....“I guess getting’ all the papers from the government after I had them built. That was lots of rigamarole, I tell you.”
....Today Max and Lucy still live in the house he and his friends built in Winter Harbour. Their kitchen stove is wood-fired, because Max likes to chop wood. He has a big woodshed full of drying firewood, and he often catches a passerby for a chin wag as they go by his woodshed.
....Lucy was postmistress of the tiny post office in the village for years, but has lately retired and just helps out now. I sat with them in their kitchen talking about the old days and of their young life at Topknot Point and Sea Otter Cove.
....“Tell me what you remember best about that life – what was a really big event to you then?”
....They looked at each other and eventually Lucy said, “It was the storms, ‘cause after a storm we kids would run up and down the beaches in sort of a game, looking for things that washed ashore. We would find pieces of pumice stone – that you never find today – And once we found a wooden case of canned milk – that was really something.”
....“But the thing we liked to find the best was the paraffin wax – sometimes in balls, and sometimes in shapes like loaves of bread. We don’t know where they came from, but they gave us light, for we made candles from them. It was the only light we had.”
....Max agreed – the storms brought them lumber to build houses and any amount of curios from storm tossed ships and from far away shores. The Japanese current covers a huge area of the Pacific and it dips onto the northern end of Vancouver Island depositing any amount of things.

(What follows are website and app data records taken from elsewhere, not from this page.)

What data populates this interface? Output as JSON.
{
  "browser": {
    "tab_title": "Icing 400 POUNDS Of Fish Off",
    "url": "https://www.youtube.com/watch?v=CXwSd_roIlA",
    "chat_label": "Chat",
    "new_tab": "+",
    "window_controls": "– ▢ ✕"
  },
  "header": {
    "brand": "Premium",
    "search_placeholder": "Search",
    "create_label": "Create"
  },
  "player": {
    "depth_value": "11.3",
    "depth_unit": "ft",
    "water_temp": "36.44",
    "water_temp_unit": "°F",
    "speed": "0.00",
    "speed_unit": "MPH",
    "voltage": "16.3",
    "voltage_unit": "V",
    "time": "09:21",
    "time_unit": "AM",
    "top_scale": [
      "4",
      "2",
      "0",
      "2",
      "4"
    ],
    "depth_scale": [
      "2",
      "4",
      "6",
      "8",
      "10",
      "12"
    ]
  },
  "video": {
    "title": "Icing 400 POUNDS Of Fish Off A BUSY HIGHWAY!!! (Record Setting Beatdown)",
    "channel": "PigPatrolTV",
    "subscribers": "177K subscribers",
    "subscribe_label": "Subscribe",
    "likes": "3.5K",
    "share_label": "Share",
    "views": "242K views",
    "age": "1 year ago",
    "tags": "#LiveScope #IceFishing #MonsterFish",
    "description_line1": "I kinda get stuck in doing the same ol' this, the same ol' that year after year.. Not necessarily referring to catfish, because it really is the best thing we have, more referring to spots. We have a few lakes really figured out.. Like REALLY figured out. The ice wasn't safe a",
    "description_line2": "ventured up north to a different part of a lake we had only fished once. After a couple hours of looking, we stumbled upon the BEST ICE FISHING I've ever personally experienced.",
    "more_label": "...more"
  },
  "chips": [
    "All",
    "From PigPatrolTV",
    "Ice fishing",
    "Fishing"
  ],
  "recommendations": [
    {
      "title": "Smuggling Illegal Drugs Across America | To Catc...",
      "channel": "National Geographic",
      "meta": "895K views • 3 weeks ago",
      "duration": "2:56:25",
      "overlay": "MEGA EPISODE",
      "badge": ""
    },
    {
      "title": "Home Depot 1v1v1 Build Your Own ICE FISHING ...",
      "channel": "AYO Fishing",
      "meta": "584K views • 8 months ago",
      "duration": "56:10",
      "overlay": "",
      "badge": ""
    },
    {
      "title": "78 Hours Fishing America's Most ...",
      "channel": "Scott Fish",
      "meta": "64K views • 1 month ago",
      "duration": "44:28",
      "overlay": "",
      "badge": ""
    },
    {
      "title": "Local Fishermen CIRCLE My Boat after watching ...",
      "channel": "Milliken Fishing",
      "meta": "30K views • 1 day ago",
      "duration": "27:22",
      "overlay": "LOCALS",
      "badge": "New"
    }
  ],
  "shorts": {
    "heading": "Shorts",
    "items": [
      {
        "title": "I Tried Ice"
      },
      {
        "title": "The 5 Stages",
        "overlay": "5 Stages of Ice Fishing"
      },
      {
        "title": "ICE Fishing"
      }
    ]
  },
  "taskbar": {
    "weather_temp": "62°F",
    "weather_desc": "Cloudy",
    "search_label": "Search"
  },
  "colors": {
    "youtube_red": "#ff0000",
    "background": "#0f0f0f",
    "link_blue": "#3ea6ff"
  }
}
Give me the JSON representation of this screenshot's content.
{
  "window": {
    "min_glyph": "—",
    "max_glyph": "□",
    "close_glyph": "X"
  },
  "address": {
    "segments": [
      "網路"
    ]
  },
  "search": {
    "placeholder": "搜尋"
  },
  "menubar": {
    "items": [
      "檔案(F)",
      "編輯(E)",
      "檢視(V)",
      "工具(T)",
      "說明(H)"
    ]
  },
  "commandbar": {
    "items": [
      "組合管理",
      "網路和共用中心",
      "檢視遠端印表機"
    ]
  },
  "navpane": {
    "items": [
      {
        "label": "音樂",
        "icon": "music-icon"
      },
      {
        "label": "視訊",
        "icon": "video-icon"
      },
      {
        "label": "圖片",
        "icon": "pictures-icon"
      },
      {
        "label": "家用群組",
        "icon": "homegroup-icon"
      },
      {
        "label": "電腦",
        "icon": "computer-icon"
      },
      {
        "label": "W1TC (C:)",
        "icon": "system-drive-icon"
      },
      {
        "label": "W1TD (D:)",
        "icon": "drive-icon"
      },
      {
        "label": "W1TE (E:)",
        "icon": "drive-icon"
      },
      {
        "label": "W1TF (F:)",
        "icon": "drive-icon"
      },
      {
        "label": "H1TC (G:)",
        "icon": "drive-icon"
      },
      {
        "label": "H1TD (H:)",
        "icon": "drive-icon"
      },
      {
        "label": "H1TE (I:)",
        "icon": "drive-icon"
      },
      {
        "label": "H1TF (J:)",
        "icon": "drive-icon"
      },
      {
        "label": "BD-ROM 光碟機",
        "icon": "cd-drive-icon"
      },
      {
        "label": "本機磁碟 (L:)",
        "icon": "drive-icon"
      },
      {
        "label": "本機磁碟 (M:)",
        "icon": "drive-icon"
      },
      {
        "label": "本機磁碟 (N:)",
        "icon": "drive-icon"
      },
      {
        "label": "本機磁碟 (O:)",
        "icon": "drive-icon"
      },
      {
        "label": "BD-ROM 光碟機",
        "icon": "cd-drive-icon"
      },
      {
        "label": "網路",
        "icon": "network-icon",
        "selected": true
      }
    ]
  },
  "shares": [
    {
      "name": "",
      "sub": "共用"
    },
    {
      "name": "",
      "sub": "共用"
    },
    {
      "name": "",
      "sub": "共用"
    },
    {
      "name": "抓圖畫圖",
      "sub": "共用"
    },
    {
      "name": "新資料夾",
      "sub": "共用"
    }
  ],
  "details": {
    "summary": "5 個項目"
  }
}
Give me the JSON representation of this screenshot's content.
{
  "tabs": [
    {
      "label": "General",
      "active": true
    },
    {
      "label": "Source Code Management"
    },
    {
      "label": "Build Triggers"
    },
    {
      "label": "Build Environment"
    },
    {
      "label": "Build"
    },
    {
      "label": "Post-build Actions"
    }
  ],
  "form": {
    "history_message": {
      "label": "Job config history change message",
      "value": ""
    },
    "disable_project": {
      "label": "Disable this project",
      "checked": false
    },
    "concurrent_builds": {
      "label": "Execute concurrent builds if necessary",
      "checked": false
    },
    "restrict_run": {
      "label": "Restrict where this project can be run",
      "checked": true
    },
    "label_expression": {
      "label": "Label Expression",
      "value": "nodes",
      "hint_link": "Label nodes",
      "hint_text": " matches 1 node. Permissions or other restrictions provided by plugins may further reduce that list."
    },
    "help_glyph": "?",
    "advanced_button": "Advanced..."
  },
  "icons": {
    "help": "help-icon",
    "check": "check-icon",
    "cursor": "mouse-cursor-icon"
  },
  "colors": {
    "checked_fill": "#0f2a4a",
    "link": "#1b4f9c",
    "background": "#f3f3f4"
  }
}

....So that’s a bit of Max’s story. There is so much more – and – if you were passing by his woodshed one day I’m sure he’d be pleased to chin wag with you about his young days in the forest around the north west coast of Vancouver Island.
....Logger, boatbuilder, carpenter, fisherman – that’s Max Botel. One of the quiet people who help form a society of hewers of wood.

Take care, and
Keep out of the bight,

Bill Moore